More than 1,400 teenage girls in the St. Louis area were offered a range of free contraceptives. Seventy percent chose LARCs. The beauty of LARCs is that they bypass the problem of inconsistent use. Once the implant or IUD is inserted, you don’t have to think about it every time you have sex.

After three years, researchers counted the pregnancies. For hormonal IUDs and injections, the annual failure rate was five per 1,000 women. For hormonal implants and copper IUDs, the failure rate was zero. These methods wildly outperformed contraceptive rings (52 failures per 1,000), pills (57 per 1,000), and patches (61 per 1,000).

This finding makes sense. One of the problems—practical, as opposed to moral—with, say, condoms and birth prevention pills, is that people forget to use them. Implanting an IUD removes the element of human error.

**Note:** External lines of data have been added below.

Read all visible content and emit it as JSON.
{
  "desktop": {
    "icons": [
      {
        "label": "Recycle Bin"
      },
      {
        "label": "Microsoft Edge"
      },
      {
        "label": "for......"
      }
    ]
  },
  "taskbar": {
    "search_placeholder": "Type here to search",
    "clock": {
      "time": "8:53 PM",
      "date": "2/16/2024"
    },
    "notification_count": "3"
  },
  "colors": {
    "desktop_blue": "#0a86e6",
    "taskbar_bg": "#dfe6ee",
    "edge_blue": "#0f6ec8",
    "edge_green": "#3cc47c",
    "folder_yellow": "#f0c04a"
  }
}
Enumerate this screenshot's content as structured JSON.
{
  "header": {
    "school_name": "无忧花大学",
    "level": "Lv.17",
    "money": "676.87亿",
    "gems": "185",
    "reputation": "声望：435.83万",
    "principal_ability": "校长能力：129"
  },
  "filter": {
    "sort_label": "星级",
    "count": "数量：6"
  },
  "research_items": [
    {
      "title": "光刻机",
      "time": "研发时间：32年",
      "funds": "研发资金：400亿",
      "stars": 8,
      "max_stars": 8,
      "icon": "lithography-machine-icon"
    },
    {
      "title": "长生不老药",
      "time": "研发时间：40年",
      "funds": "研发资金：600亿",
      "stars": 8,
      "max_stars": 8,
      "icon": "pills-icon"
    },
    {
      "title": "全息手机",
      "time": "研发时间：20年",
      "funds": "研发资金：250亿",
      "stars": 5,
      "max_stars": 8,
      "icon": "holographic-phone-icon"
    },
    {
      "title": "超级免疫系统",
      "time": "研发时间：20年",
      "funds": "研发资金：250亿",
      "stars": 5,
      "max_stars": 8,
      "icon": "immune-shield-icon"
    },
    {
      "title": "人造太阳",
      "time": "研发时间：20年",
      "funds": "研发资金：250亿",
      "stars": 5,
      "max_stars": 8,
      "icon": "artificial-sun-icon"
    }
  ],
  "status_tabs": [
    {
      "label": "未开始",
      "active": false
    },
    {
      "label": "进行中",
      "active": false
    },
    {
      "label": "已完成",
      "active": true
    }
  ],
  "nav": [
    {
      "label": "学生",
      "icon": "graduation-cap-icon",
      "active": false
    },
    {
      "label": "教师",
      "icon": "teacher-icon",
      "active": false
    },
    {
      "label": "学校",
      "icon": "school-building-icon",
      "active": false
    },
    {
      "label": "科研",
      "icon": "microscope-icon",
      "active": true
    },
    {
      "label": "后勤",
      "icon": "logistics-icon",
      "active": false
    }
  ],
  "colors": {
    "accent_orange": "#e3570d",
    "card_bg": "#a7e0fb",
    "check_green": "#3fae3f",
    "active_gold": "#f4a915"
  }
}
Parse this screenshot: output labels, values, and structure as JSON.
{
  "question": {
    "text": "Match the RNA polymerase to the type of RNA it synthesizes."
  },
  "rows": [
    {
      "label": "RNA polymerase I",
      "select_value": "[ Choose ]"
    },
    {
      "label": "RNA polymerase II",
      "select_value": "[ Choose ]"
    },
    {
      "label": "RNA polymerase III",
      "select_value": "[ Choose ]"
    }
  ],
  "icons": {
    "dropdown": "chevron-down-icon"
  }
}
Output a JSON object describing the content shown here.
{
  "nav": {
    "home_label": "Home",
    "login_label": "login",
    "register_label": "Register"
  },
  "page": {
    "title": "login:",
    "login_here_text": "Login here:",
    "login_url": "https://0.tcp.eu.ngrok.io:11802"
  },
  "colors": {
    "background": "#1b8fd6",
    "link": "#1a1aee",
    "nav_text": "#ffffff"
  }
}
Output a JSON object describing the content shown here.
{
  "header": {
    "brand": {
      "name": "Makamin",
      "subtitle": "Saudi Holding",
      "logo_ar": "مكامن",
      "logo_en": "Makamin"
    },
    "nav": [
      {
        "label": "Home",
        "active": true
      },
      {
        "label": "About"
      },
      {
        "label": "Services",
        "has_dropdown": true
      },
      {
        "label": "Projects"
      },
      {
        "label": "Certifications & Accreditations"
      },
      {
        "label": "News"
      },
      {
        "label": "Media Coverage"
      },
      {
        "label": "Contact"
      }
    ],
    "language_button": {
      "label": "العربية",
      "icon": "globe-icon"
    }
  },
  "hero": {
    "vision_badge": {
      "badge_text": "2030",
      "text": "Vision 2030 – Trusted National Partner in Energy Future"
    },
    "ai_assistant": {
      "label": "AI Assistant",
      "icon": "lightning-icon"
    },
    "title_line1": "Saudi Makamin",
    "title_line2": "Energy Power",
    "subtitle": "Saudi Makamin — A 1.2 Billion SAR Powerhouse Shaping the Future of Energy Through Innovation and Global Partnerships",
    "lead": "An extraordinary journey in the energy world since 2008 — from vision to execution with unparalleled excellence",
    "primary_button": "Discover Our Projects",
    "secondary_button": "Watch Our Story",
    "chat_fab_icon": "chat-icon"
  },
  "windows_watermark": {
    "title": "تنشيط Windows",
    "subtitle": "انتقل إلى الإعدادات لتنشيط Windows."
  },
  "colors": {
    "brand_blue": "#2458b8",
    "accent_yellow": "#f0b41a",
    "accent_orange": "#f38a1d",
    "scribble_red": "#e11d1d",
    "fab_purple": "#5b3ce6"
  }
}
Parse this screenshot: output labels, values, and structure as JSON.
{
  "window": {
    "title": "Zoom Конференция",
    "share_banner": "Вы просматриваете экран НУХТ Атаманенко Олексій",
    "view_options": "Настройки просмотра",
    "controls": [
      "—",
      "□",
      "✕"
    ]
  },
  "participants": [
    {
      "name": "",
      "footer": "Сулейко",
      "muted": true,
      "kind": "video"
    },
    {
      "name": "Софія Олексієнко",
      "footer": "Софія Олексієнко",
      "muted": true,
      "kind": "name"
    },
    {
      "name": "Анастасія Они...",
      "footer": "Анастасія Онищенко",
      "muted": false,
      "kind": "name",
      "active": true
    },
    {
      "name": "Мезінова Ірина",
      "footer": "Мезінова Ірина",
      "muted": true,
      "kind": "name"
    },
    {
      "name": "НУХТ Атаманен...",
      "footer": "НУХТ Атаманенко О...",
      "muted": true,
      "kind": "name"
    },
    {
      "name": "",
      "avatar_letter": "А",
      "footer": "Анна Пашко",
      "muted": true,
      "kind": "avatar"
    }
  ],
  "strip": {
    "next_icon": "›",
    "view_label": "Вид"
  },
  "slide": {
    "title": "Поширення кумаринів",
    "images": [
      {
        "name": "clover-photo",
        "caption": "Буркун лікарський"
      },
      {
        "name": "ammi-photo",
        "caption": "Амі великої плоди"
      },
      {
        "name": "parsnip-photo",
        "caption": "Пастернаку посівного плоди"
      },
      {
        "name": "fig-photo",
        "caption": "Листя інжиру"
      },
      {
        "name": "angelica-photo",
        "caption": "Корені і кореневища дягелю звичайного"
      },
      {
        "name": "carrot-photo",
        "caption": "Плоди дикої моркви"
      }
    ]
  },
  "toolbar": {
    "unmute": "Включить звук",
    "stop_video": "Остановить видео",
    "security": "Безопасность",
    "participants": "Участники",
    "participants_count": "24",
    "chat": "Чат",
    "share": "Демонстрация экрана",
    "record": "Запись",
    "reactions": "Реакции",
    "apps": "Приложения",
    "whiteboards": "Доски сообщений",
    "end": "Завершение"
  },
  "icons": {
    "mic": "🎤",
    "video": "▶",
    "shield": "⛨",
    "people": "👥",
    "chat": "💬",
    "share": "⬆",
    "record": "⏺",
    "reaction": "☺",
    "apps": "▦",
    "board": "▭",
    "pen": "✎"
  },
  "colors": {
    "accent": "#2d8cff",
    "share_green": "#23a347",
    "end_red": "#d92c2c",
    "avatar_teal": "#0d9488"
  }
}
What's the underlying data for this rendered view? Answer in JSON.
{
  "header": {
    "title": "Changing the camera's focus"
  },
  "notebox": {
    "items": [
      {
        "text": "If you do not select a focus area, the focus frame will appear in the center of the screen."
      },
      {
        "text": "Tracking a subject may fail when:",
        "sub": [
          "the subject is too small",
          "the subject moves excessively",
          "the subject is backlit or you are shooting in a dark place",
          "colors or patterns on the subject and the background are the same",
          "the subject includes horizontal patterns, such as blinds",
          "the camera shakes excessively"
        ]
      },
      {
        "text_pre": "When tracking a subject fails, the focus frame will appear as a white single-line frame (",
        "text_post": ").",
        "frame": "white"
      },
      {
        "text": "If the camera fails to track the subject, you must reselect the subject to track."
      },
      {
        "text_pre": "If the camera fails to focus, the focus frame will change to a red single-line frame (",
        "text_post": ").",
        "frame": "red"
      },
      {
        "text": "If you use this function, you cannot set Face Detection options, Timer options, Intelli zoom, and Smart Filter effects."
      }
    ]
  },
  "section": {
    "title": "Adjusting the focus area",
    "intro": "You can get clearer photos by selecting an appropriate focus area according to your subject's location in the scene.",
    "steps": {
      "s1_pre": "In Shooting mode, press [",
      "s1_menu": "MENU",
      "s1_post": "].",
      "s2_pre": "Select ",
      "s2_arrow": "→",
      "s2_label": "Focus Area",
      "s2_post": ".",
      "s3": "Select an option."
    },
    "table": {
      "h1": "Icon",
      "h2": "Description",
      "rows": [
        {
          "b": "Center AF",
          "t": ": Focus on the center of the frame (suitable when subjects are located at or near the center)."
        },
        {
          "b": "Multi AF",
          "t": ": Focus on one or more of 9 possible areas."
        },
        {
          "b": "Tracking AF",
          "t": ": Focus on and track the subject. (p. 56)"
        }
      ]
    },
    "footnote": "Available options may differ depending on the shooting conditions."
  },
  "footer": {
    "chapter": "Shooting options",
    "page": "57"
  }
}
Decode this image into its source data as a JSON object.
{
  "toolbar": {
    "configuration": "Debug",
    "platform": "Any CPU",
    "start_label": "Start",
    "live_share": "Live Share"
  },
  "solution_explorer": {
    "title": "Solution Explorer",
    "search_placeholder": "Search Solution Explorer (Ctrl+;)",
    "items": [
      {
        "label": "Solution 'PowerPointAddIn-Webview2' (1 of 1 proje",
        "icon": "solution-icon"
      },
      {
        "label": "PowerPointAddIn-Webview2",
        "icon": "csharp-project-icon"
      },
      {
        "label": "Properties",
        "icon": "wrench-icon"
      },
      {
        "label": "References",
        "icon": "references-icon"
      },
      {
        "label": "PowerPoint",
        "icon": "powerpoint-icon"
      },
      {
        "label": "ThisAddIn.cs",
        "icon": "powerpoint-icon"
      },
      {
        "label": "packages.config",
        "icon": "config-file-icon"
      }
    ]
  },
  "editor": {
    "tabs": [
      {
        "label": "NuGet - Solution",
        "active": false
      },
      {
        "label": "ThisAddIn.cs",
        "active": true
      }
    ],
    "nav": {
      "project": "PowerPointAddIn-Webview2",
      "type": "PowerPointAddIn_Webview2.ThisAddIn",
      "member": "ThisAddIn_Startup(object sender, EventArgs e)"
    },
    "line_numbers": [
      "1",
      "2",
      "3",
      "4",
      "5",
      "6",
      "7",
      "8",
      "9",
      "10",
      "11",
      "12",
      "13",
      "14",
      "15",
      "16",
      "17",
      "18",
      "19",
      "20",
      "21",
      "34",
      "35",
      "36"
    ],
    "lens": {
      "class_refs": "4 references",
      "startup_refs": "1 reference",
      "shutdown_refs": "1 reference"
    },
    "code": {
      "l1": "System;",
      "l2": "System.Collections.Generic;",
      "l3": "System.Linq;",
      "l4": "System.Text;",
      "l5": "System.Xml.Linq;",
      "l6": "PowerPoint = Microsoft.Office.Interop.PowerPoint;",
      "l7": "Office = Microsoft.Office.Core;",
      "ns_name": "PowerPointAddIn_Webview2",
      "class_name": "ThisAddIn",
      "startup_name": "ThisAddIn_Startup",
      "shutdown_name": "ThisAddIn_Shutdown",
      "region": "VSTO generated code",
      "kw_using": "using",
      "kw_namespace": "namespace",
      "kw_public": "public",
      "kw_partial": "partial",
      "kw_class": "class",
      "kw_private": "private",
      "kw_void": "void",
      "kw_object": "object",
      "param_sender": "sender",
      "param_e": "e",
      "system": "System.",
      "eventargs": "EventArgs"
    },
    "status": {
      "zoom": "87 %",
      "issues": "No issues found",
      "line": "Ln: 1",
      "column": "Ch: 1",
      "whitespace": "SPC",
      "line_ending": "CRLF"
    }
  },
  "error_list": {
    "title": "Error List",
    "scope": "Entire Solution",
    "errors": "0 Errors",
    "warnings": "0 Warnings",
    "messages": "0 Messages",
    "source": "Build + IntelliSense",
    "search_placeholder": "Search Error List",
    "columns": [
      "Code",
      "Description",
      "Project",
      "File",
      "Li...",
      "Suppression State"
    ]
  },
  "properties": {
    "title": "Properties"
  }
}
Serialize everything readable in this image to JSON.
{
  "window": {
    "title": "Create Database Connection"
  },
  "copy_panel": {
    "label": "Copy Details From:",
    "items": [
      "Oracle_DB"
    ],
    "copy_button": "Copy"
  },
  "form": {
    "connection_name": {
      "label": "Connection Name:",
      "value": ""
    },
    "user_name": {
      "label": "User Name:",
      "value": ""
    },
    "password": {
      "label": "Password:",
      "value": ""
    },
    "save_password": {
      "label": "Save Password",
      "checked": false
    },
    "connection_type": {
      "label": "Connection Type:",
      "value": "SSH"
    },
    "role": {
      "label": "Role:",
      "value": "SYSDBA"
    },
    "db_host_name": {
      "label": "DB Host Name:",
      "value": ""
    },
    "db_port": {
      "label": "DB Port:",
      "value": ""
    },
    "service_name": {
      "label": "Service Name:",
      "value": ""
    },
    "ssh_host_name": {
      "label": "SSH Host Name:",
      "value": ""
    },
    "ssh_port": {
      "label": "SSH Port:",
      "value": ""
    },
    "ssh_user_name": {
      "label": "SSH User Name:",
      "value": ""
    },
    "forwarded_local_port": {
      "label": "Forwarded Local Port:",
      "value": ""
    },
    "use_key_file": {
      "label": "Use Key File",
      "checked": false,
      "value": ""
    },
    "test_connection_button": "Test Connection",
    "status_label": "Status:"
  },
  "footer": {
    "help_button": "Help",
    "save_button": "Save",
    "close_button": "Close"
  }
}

This fact is itself interesting because implanting a contraceptive device reduces the range of choice. Once the device is implanted, and so long as the device is working properly, one cannot choose to become pregnant. One must first schedule an appointment with one's doctor, and then, once the device is removed, one may try to become pregnant. Should one change one's mind, or simply decide at a later date to try to prevent pregnancy, a like device must be reinserted.

This may be called many things, but insofar is removes the responsibility of controlling pregnancy from the woman and her partner, and places it in the hands of the medical authorities, I do not see how we can argue that this is especially conducive to choice.

On the contrary, the Catholic school of thought maintains that sex leads to pregnancy. As such, sex should only be engaged in when one is willing to achieve the end to which that act is naturally ordered, that is, children. That, moreover, since children require a good deal of love and attention, prospective parents should be willing to care for the child as long as they can manage. Which is to say, that they have pledged their faithfulness to each other in front of witnesses in the act of marriage.

This places the choice firmly in the hands of the husband and wife. True, they may turn to medical authorities for assistance, but the choice of whether to try to have a child is theirs alone. If we truly wish to glorify choice, this argues in favor of the Catholic position. It also requires us to study human fertility so as to understand it, instead of treating it as if it were an unfortunate medical condition. But that is a topic for another day.